On Monday, the French government and health authorities are stepping up the country’s vaccination campaign against Covid-19 – a process complicated by widespread skepticism about the inoculation that has encompassed the usual global conspiracy theories.
For weeks, polls have suggested that up to 60% of the French population do not want to be vaccinated. As the government’s vaccination operation enters its third week, official figures show that by Saturday at least 93,000 people had received the vaccine – a number much lower than elsewhere in Europe, including the UK, in Germany and Italy.
Laurent-Henri Vignaud, a science historian whose 2019 book Antivax, co-authored with immunology specialist Françoise Salvadori, examines vaccine skepticism in the West since the 18th century, says polls suggesting that the French would refuse the vaccine.
“There is a very big difference between what the French say and what they do,” he told the Guardian. “And surveys whose methodology and questions may seem abstract don’t reflect what happens when people know where they will get the vaccine, what it does, how, when and why.”

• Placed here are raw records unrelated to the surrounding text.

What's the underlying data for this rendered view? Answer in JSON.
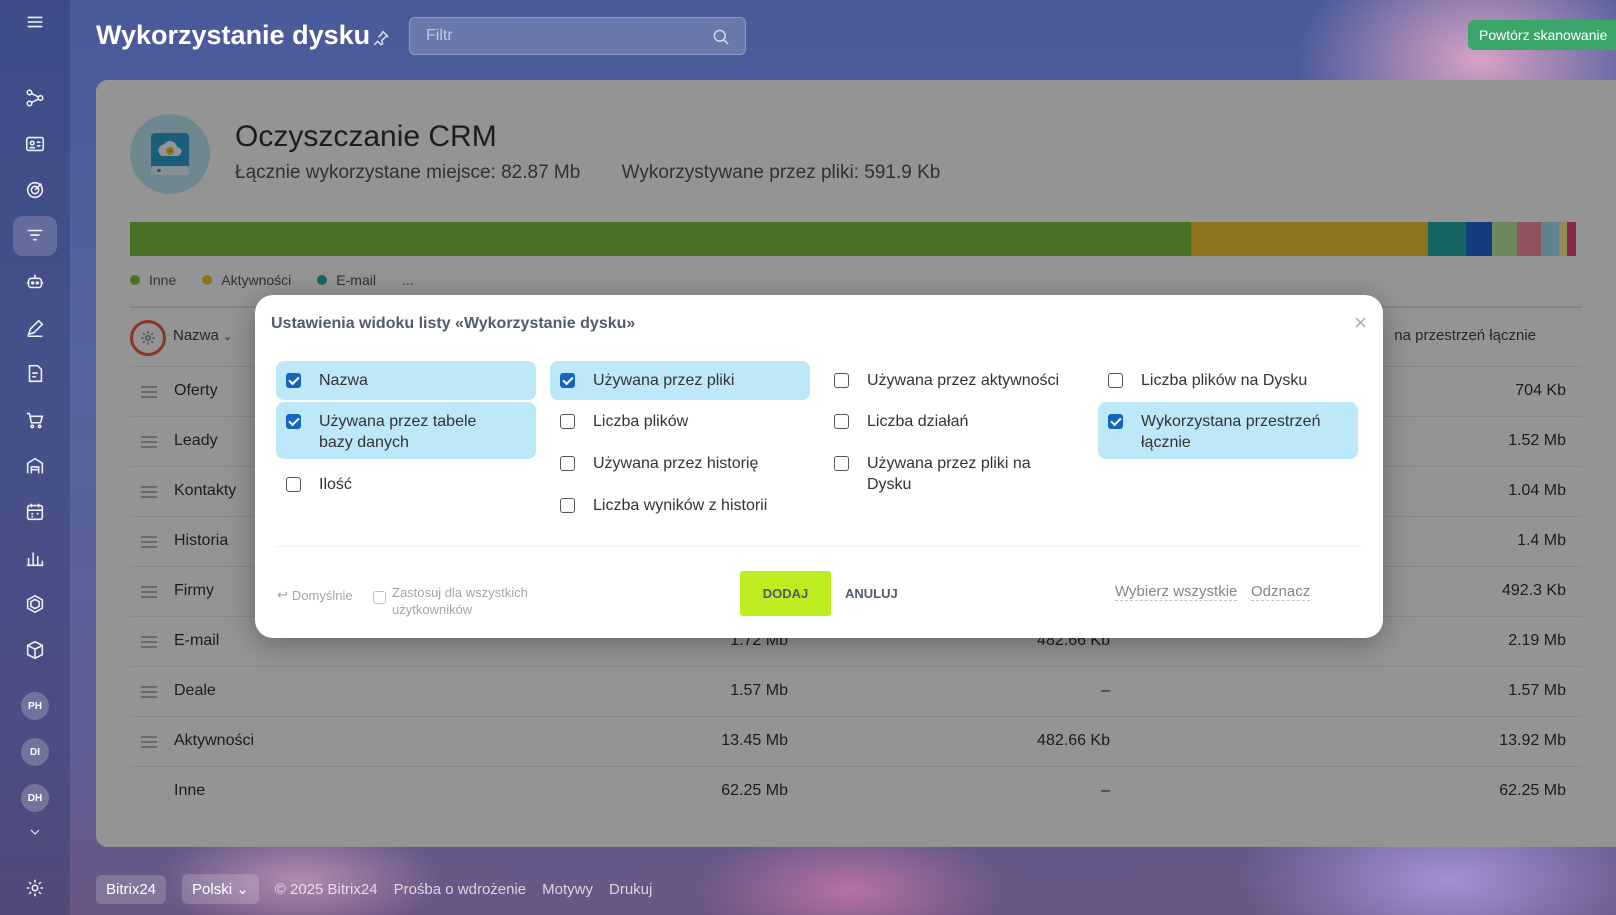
{
  "header": {
    "title": "Wykorzystanie dysku",
    "filter_placeholder": "Filtr",
    "rescan_label": "Powtórz skanowanie"
  },
  "sidebar": {
    "icons": [
      "menu-icon",
      "crm-flow-icon",
      "contact-card-icon",
      "target-icon",
      "funnel-icon",
      "robot-icon",
      "pen-icon",
      "document-edit-icon",
      "cart-icon",
      "warehouse-icon",
      "calendar-icon",
      "analytics-icon",
      "hexagon-icon",
      "package-icon"
    ],
    "avatars": [
      "PH",
      "DI",
      "DH"
    ]
  },
  "card": {
    "title": "Oczyszczanie CRM",
    "total_used": "Łącznie wykorzystane miejsce: 82.87 Mb",
    "files_used": "Wykorzystywane przez pliki: 591.9 Kb"
  },
  "usage_bar": [
    {
      "label": "Inne",
      "color": "#7fc241",
      "share": 0.731
    },
    {
      "label": "Aktywności",
      "color": "#f5c533",
      "share": 0.163
    },
    {
      "label": "E-mail",
      "color": "#25b0ab",
      "share": 0.026
    },
    {
      "label": "Deale",
      "color": "#2467d6",
      "share": 0.018
    },
    {
      "label": "Firmy",
      "color": "#bde9a2",
      "share": 0.017
    },
    {
      "label": "Historia",
      "color": "#f590a0",
      "share": 0.017
    },
    {
      "label": "Kontakty",
      "color": "#a8e0f6",
      "share": 0.012
    },
    {
      "label": "Leady",
      "color": "#f7f29c",
      "share": 0.006
    },
    {
      "label": "Oferty",
      "color": "#f0457d",
      "share": 0.006
    }
  ],
  "legend": [
    {
      "label": "Inne",
      "color": "#7fc241"
    },
    {
      "label": "Aktywności",
      "color": "#f5c533"
    },
    {
      "label": "E-mail",
      "color": "#25b0ab"
    }
  ],
  "legend_more": "...",
  "table": {
    "col_name": "Nazwa",
    "col_last": "na przestrzeń łącznie",
    "rows": [
      {
        "name": "Oferty",
        "c1": "",
        "c2": "",
        "c3": "704 Kb"
      },
      {
        "name": "Leady",
        "c1": "",
        "c2": "",
        "c3": "1.52 Mb"
      },
      {
        "name": "Kontakty",
        "c1": "",
        "c2": "",
        "c3": "1.04 Mb"
      },
      {
        "name": "Historia",
        "c1": "",
        "c2": "",
        "c3": "1.4 Mb"
      },
      {
        "name": "Firmy",
        "c1": "",
        "c2": "",
        "c3": "492.3 Kb"
      },
      {
        "name": "E-mail",
        "c1": "1.72 Mb",
        "c2": "482.66 Kb",
        "c3": "2.19 Mb"
      },
      {
        "name": "Deale",
        "c1": "1.57 Mb",
        "c2": "–",
        "c3": "1.57 Mb"
      },
      {
        "name": "Aktywności",
        "c1": "13.45 Mb",
        "c2": "482.66 Kb",
        "c3": "13.92 Mb"
      },
      {
        "name": "Inne",
        "c1": "62.25 Mb",
        "c2": "–",
        "c3": "62.25 Mb"
      }
    ]
  },
  "modal": {
    "title": "Ustawienia widoku listy «Wykorzystanie dysku»",
    "options": [
      {
        "label": "Nazwa",
        "checked": true
      },
      {
        "label": "Używana przez tabele bazy danych",
        "checked": true
      },
      {
        "label": "Ilość",
        "checked": false
      },
      {
        "label": "Używana przez pliki",
        "checked": true
      },
      {
        "label": "Liczba plików",
        "checked": false
      },
      {
        "label": "Używana przez historię",
        "checked": false
      },
      {
        "label": "Liczba wyników z historii",
        "checked": false
      },
      {
        "label": "Używana przez aktywności",
        "checked": false
      },
      {
        "label": "Liczba działań",
        "checked": false
      },
      {
        "label": "Używana przez pliki na Dysku",
        "checked": false
      },
      {
        "label": "Liczba plików na Dysku",
        "checked": false
      },
      {
        "label": "Wykorzystana przestrzeń łącznie",
        "checked": true
      }
    ],
    "default_label": "Domyślnie",
    "apply_all_label": "Zastosuj dla wszystkich użytkowników",
    "add_label": "DODAJ",
    "cancel_label": "ANULUJ",
    "select_all_label": "Wybierz wszystkie",
    "deselect_label": "Odznacz"
  },
  "footer": {
    "brand": "Bitrix24",
    "language": "Polski",
    "copyright": "© 2025 Bitrix24",
    "links": [
      "Prośba o wdrożenie",
      "Motywy",
      "Drukuj"
    ]
  }
}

Vaccine skeptics have been around as long as vaccines, but for years polls have suggested France has more of them than most of its European neighbors – an odd reputation given that immunology pioneer Louis Pasteur was French and is a fierce national pride figure.
Pr Jocelyn Raude, an expert in health behavior at the Ecole des Hautes Études en Santé Publique who has studied the anti-vaccine movement, says that as recently as 2005, polls showed 90% support for vaccines, ” which seems incredible today ”.
However, by the turn of the 21st century, the seeds of doubt had already been sown.
In the 1990s, a mass campaign to vaccinate French children against hepatitis B coincided with an increase in multiple sclerosis cases, although studies have never found a convincing link between the two.
In 1991 there was a medical scandal unrelated specifically to vaccines when it was discovered that health officials had knowingly distributed blood products contaminated with HIV to hemophiliacs in the 1980s. Several ministers were subsequently charged with manslaughter.
However, Raude said it was the 2009 H1N1 scandal, in which the government massively overordered 94million doses of the vaccine at a cost of 869million euros (£ 780million), that fueled skepticism. current approach to vaccines.
The Ministry of Health subsequently canceled more than half of the order, but the damage was done. Opposition parties have criticized the waste of public money and accused officials of being in cahoots with big drug companies. In the end, 323 people in France died from H1N1, only 6 million people were vaccinated and 19 million doses of vaccine were destroyed. An official estimate puts the cost of the debacle at 382 million euros.
Raude says skepticism escalated when some high profile French celebrities began to express doubts about the vaccines, relayed by emerging social networks.
Then came the Mediator scandal. The diabetes drug, widely but incorrectly prescribed to those looking to lose weight, has been linked to between 500 and 1,200 deaths over more than three decades.
Mediator maker Servier has been charged with manslaughter, and 12 people found themselves in the dock in a criminal trial last year, including officials who were also paid as consultants to pharmaceutical companies. The company and those charged deny any wrongdoing. The judgment is expected in March.
“It was a tipping point. The Mediator scandal has validated the idea of corruption between officials and pharmaceutical laboratories in France; that it was business and not health security, ”says Raude.
Another cause, he says, is the lack of trust in doctors and scientists.
“It is not new that the French lack confidence in political leaders, but there is a low level of confidence in medical authorities in France. The bottom line is that if you don’t trust the experts, you don’t follow their advice. ”
Vignaud says the vaccine skepticism is less against the vaccine itself than those promoting it, reflecting a distrust of “politicians, doctors and high-level experts and journalists.”
“France has no harsher and faster anti-vaxxers than elsewhere, what it has is … a certain dissatisfaction with the political class,” he said.
“There is a strong expectation from the State, but we are definitely disappointed: we see it with the vaccination program: some say it’s too slow, others it’s too fast. Everyone is disappointed. ”
The movie Hold-Up, a very ridiculous and debunked epic claiming that Covid-19 is a global conspiracy, heightened mistrust and was shared by influential people.
Among those who try to fight against disinformation with facts and humor, the Facebook site Les Vaxxeuses. “Vaccines are the greatest medical breakthrough… don’t let lies make you doubt the benefits,” the website says.
The ministers are convinced that France’s vaccination program will catch up in the coming weeks, insisting that it is a “marathon, not a sprint”.
“Once access to the vaccine becomes a reality, people will have the vaccine. They have had enough, ”says Vignaud.
Raude agrees that the government’s “slow steps” strategy appears to be working. “The government has been slow and careful not to scare people… when the French see the benefits, they will.